The PFA needs to change their qualifications for Young Player of the Year

This past Sunday the Professional Footballers Association held their annual awards ceremony where they honored their Team of the Year, Player of the Year, and Young Player of the Year. The PFA awards are voted on by the players themselves.

20 year old Tottenham midfeilder Dele Alli took home the PFA Young Player of the Year award, beating out teammate Harry Kane as well as Everton’s Romelu Lukaku and Ross Barkley, Stoke’s Jack Butland, and Liverpool’s Philippe Coutinho.

Alli certainly deserves to win any award titled ‘Young Player of the Year’ but did he really have a better season then his teammate Harry Kane, or arguably even Romelu Lukaku? That’s certainly up for debate but it shouldn’t be because Lukaku and Kane shouldn’t be nominated for this award to begin with.

The description for the PFA Young Player of the Year award is simply that the award is given to the best player aged 23 or under at the start of the season. To put it simply, that definition is ridiculous.

European soccer is a sport where players routinely break into the first team between the ages of 18-20 years old, with some players bursting on to the scene when they’re as young as 16. That means that in theory, a player can win the Young Player of the Year award seven times.

But what constitutes a player as “young?” Is it age? A 22 year old surely seems young, but what if he started getting regular first team Premier League football when he was 19? Would we still consider him “young” in his third or fourth season?

Take last year for example. At 21 years old Harry Kane won the award in the first season where he was given consistent first team football. At the time, he certainly was one of the Premier League’s bright young stars.

But look at the players Kane beat out: Chelsea goalkeeper Thibault Courtois (22), Liverpool’s Philippe Coutinho (22), Manchester United goalkeeper David de Gea (24, 23 when the season started), Raheem Sterling (20), and Eden Hazard (24, 23 when the season started).

When you remember that the spirit of the award is to honor a player who burst onto the scene in the league that year and shows a bright future, that list seems ridiculous. None of these players “bursted” onto the scene that year.

Thibault Courtois may have been playing in his first season in the Premier League but he had played in the Champions League Final with Atletico Madrid the year before. When he returned to Chelsea that summer, he was already established as one of the best goalkeepers in the world. Over in Manchester David de Gea was nominated for the award despite it being his fourth full season as Manchester United’s number one goalkeeper.

And then there’s Eden Hazard. Many people thought Hazard might win the award as not only had he won it the year before, but he was also the favorite to win the PFA Player of the Year award which he ultimately did. By rule, since Hazard was 23 when the season started he qualified for the young player of the year award but I don’t think there’s anyone who would consider him young at this point.

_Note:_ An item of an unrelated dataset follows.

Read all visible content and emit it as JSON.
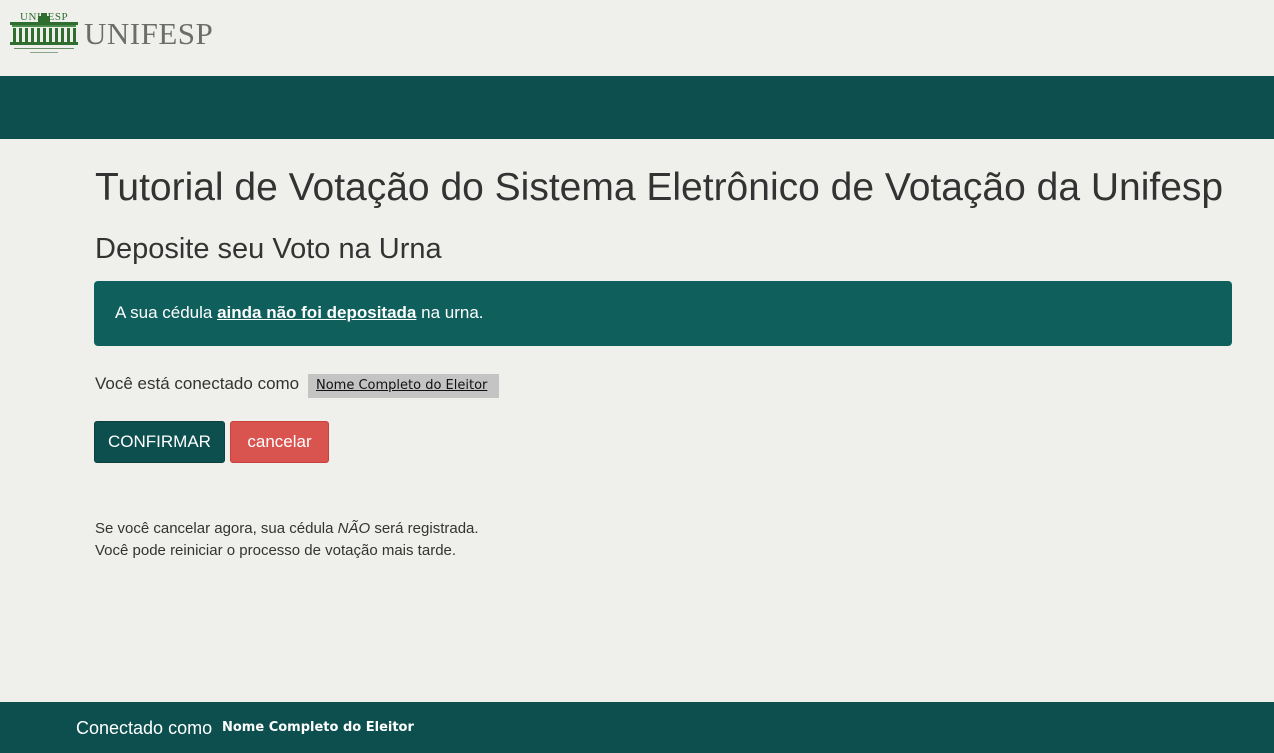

Eden Hazard broke into the first team for French team Lille when he was 18 years old. When Hazard moved to Chelsea in the summer of 2012 he was already considered one of the top players in the world. By the time the 2015 Young Player of the Year award was announced Hazard had played seven full seasons of first team football in Europe. That’s hardly a “breakout” star.

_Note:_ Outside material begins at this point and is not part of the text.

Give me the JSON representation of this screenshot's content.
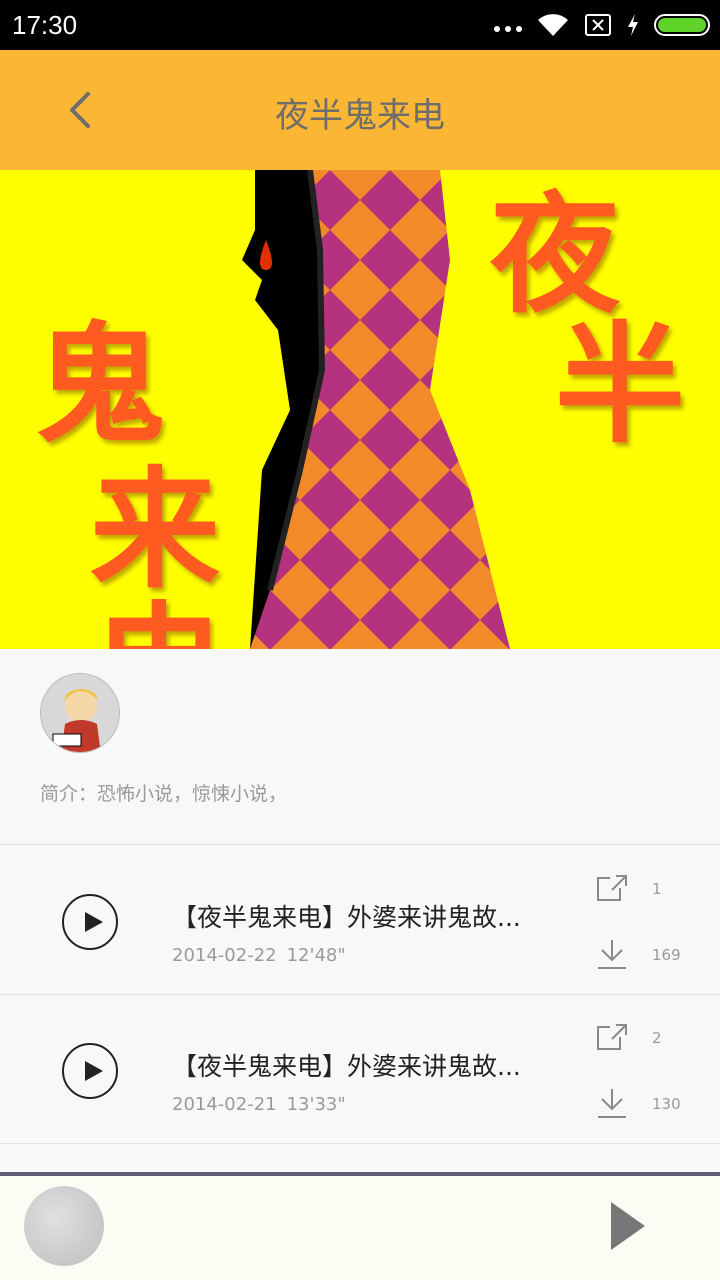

So how can we fix this award to ensure that it goes to the players that it’s truly intended for? Simple, make it a Rookie of the Year award.

I understand the Rookie of the Year award is a very American concept and term, so to make it sound more British-y we’ll call it the First Year Player Award.

The next problem we’ll run into is what constitutes a first year player? Part of the reason the award is the way it is right now is because it’s very difficult to qualify when a player becomes a full first teamer. Plenty of players make a few appearances off the bench one year, then will maybe make seven or eight appearances the following year before finally becoming a starter in year three. By then though, the fans of that club will have known the player for three or four years, so which year would be his “first.”

This isn’t as big a problem as you think it is. It happens in baseball and hockey all the time. Players get called up from the minors and play a few games all the time, only to get sent back down and not become a full time member of the big team for another year or two. That’s why baseball and hockey have qualifications for rookies. If you don’t play a certain number of games you’re still considered a rookie the following year.

This is simple to carry over to the Premier League. If you make fewer then eight starts in a season then you don’t qualify for the first year player award. A player who starts five games and comes off the bench in another 12 (for a total of 17 appearances) doesn’t burn off his “first year” eligibility. Therefore the following year or two later when he finally becomes a first choice player he can still win the award.

The PFA uses the term “Young” to categorize their breakout star award. Unfortunately they’ve chosen to define the word with a number, which allows too many established stars to be considered for the award.

It’s time for the PFA to simply change the award to the First Year Player award to ensure the spirit of the award is always followed through on.

About Pauly Kwestel

Pauly is a Producer for WFAN in New York and the CBS Sports Radio Network. He has been writing about the beautiful game since 2010 and can be followed on twitter @pkwestelWFAN